- When it comes to estate and inheritance taxes, being married is clearly a plus. You can leave an unlimited amount of money and property to your spouse with no estate taxation.
- Under Social Security and most pension plans, spouses have benefits that domestic partners do not.
Tip #1: Discuss spending habits, budgets and goals. It’s important to examine spending habits in the beginning to avoid frustrations down the line. For example, one of you might be conservative while the other is more of a spendthrift. Without discussing these issues upfront, you’re likely to have ongoing disagreements about spending and saving. Work together to find common ground and to establish realistic budgets for both of you. Along with budgeting your expenses, you should set retirement goals and budget your savings, as well.
Tip #2: Don’t shy away from a prenuptial agreement.
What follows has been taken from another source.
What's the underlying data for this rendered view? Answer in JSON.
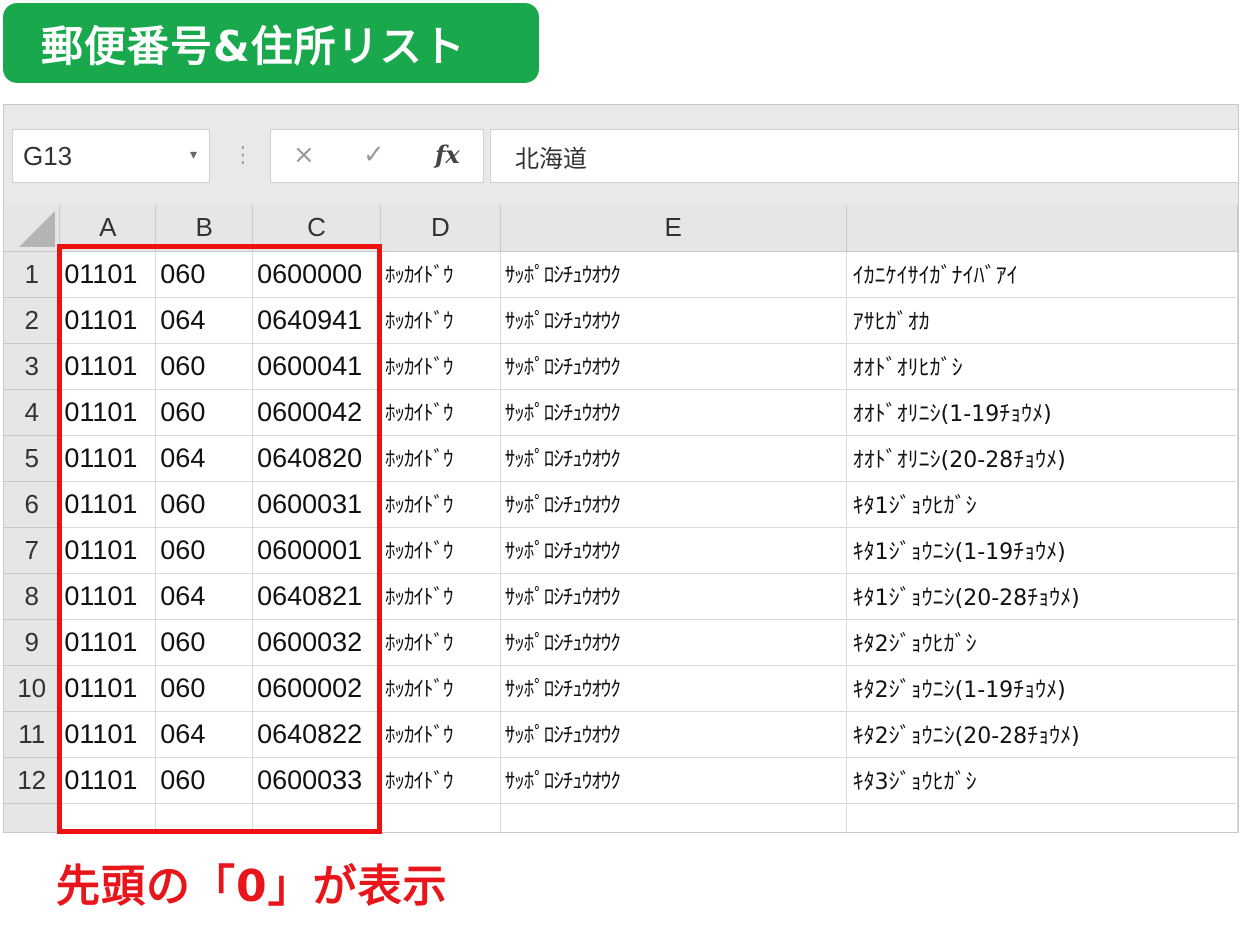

Don’t think of it as prearranging your divorce as much as a form of writing your will. If you don’t have financial arrangements made in advance, the state gets to make them for you. If you’ve been married before and have children and/or grandchildren, a prenuptial agreement is essential to ensuring that the property you wish to pass on to them will do so. Even if you’re getting married for the first time, you’ve likely accumulated significant assets by this point in your life. So in the event this marriage doesn’t work out, you should plan for how to handle those resources.
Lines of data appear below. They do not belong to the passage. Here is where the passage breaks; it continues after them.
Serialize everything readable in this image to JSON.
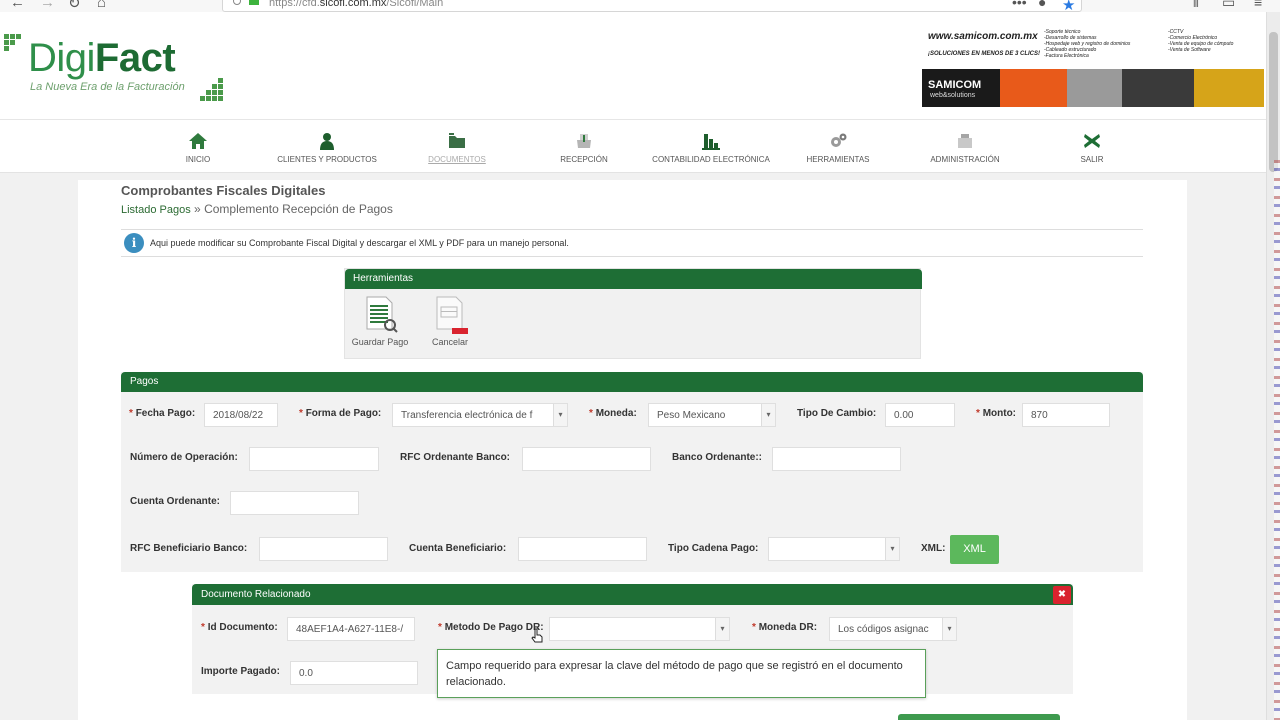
{
  "browser": {
    "url_prefix": "https://cfd.",
    "url_domain": "sicofi.com.mx",
    "url_path": "/Sicofi/Main"
  },
  "logo": {
    "name_part1": "Digi",
    "name_part2": "Fact",
    "tagline": "La Nueva Era de la Facturación"
  },
  "banner": {
    "url": "www.samicom.com.mx",
    "slogan": "¡SOLUCIONES EN MENOS DE 3 CLICS!",
    "services_left": [
      "-Soporte técnico",
      "-Desarrollo de sistemas",
      "-Hospedaje web y registro de dominios",
      "-Cableado estructurado",
      "-Factura Electrónica"
    ],
    "services_right": [
      "-CCTV",
      "-Comercio Electrónico",
      "-Venta de equipo de cómputo",
      "-Venta de Software"
    ],
    "brand": "SAMICOM",
    "brand_sub": "web&solutions"
  },
  "menu": [
    {
      "label": "INICIO"
    },
    {
      "label": "CLIENTES Y PRODUCTOS"
    },
    {
      "label": "DOCUMENTOS"
    },
    {
      "label": "RECEPCIÓN"
    },
    {
      "label": "CONTABILIDAD ELECTRÓNICA"
    },
    {
      "label": "HERRAMIENTAS"
    },
    {
      "label": "ADMINISTRACIÓN"
    },
    {
      "label": "SALIR"
    }
  ],
  "page": {
    "title": "Comprobantes Fiscales Digitales",
    "breadcrumb_link": "Listado Pagos",
    "breadcrumb_sep": " » ",
    "breadcrumb_current": "Complemento Recepción de Pagos",
    "info_text": "Aqui puede modificar su Comprobante Fiscal Digital y descargar el XML y PDF para un manejo personal."
  },
  "tools": {
    "title": "Herramientas",
    "save_label": "Guardar Pago",
    "cancel_label": "Cancelar"
  },
  "pagos": {
    "title": "Pagos",
    "fecha_label": "Fecha Pago:",
    "fecha_value": "2018/08/22",
    "forma_label": "Forma de Pago:",
    "forma_value": "Transferencia electrónica de f",
    "moneda_label": "Moneda:",
    "moneda_value": "Peso Mexicano",
    "tipo_cambio_label": "Tipo De Cambio:",
    "tipo_cambio_value": "0.00",
    "monto_label": "Monto:",
    "monto_value": "870",
    "num_operacion_label": "Número de Operación:",
    "rfc_ordenante_label": "RFC Ordenante Banco:",
    "banco_ordenante_label": "Banco Ordenante::",
    "cuenta_ordenante_label": "Cuenta Ordenante:",
    "rfc_beneficiario_label": "RFC Beneficiario Banco:",
    "cuenta_beneficiario_label": "Cuenta Beneficiario:",
    "tipo_cadena_label": "Tipo Cadena Pago:",
    "xml_label": "XML:",
    "xml_button": "XML"
  },
  "docrel": {
    "title": "Documento Relacionado",
    "close_symbol": "✖",
    "id_label": "Id Documento:",
    "id_value": "48AEF1A4-A627-11E8-/",
    "metodo_label": "Metodo De Pago DR:",
    "moneda_label": "Moneda DR:",
    "moneda_value": "Los códigos asignac",
    "importe_label": "Importe Pagado:",
    "importe_value": "0.0",
    "required_mark": "*"
  },
  "tooltip": {
    "text": "Campo requerido para expresar la clave del método de pago que se registró en el documento relacionado."
  },
  "colors": {
    "primary_green": "#1e6e35",
    "button_green": "#5cb85c",
    "required_red": "#c0392b",
    "close_red": "#d9232e",
    "info_blue": "#3b8ebf"
  }
}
Tip #3: Discuss estate planning with your family. Estate planning is essential if you have children from a previous marriage. Otherwise, your entire estate could pass to your new spouse and not to your own children. Have candid conversations about your estate planning and prenuptial agreement with your adult children and your new spouse. Adult children are sometimes wary of their parent getting remarried because they are concerned about how it will affect their inheritance. These transparent conversations will ensure that everyone is on the same page.
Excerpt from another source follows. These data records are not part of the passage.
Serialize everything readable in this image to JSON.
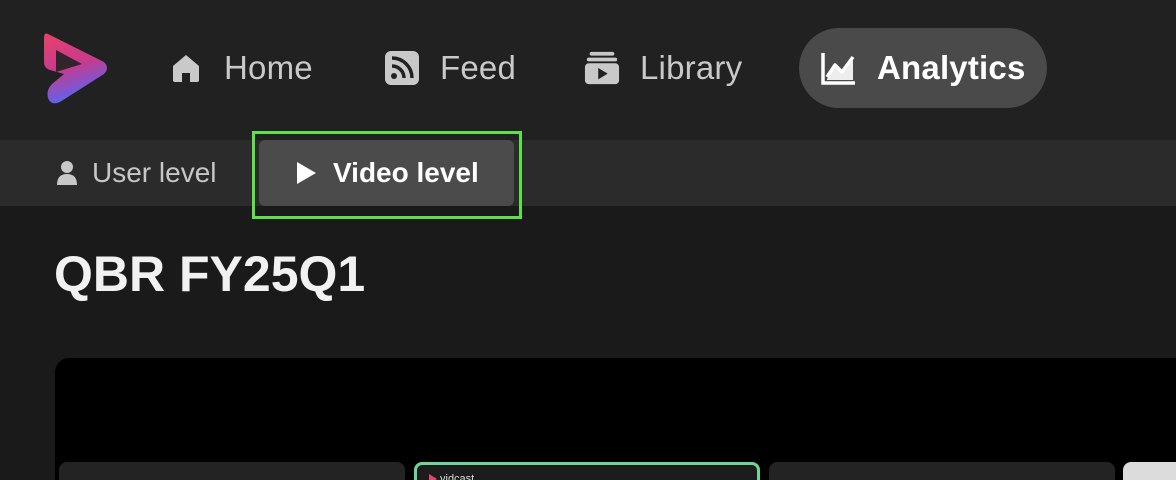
{
  "nav": {
    "items": [
      {
        "label": "Home",
        "icon": "home-icon"
      },
      {
        "label": "Feed",
        "icon": "rss-feed-icon"
      },
      {
        "label": "Library",
        "icon": "library-icon"
      },
      {
        "label": "Analytics",
        "icon": "chart-line-icon",
        "active": true
      }
    ]
  },
  "subnav": {
    "items": [
      {
        "label": "User level",
        "icon": "user-icon"
      },
      {
        "label": "Video level",
        "icon": "play-icon",
        "active": true
      }
    ]
  },
  "page": {
    "title": "QBR FY25Q1"
  },
  "thumbnails": {
    "brand_label": "vidcast"
  },
  "colors": {
    "highlight": "#5fe04a",
    "active_thumb_border": "#6fd69a",
    "logo_gradient_start": "#e8426a",
    "logo_gradient_end": "#6b5cf0"
  }
}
Tip #4: Consider your new spouse’s debt. Debt can be a significant issue in second marriages. Both partners should be upfront about how much you each owe before marrying so you can decide together how you’ll handle any debt that’s still outstanding. It’s a good idea share your credit reports, as well.
Tip #5: Put your end-of-life wishes on paper and discuss them! Without an advance health directive that spells out your wishes regarding end-of-life care, there’s no guarantee your new spouse will be able to make medical decisions on your behalf. It’s important to be very clear about your wishes and to put them in writing so your new spouse and your adult children don’t end up at odds over your care.
Marriage at any age can affect every aspect of your financial life. Sit down as a couple to learn more about each other's present financial situations, and review a list of assets, debts, and future goals, and then talk with your financial advisor and your attorney.
About FAI Wealth Management, Inc.: Located in Columbia, Maryland, FAI focuses on helping clients create the financial future they desire by protecting their wealth, making the most of their assets, and planning for life's uncertainties. The firm combines fee-only, fiduciary-driven guidance with highly personalized, consultative financial planning and investment services that enable individuals, families, and businesses to navigate complex life transitions. Founded in 1987, FAI currently manages more than $330 million in client assets nationwide. For more information about FAI Wealth Management, please visit the website at http://www.faiwealth.com or call 410.715.9200.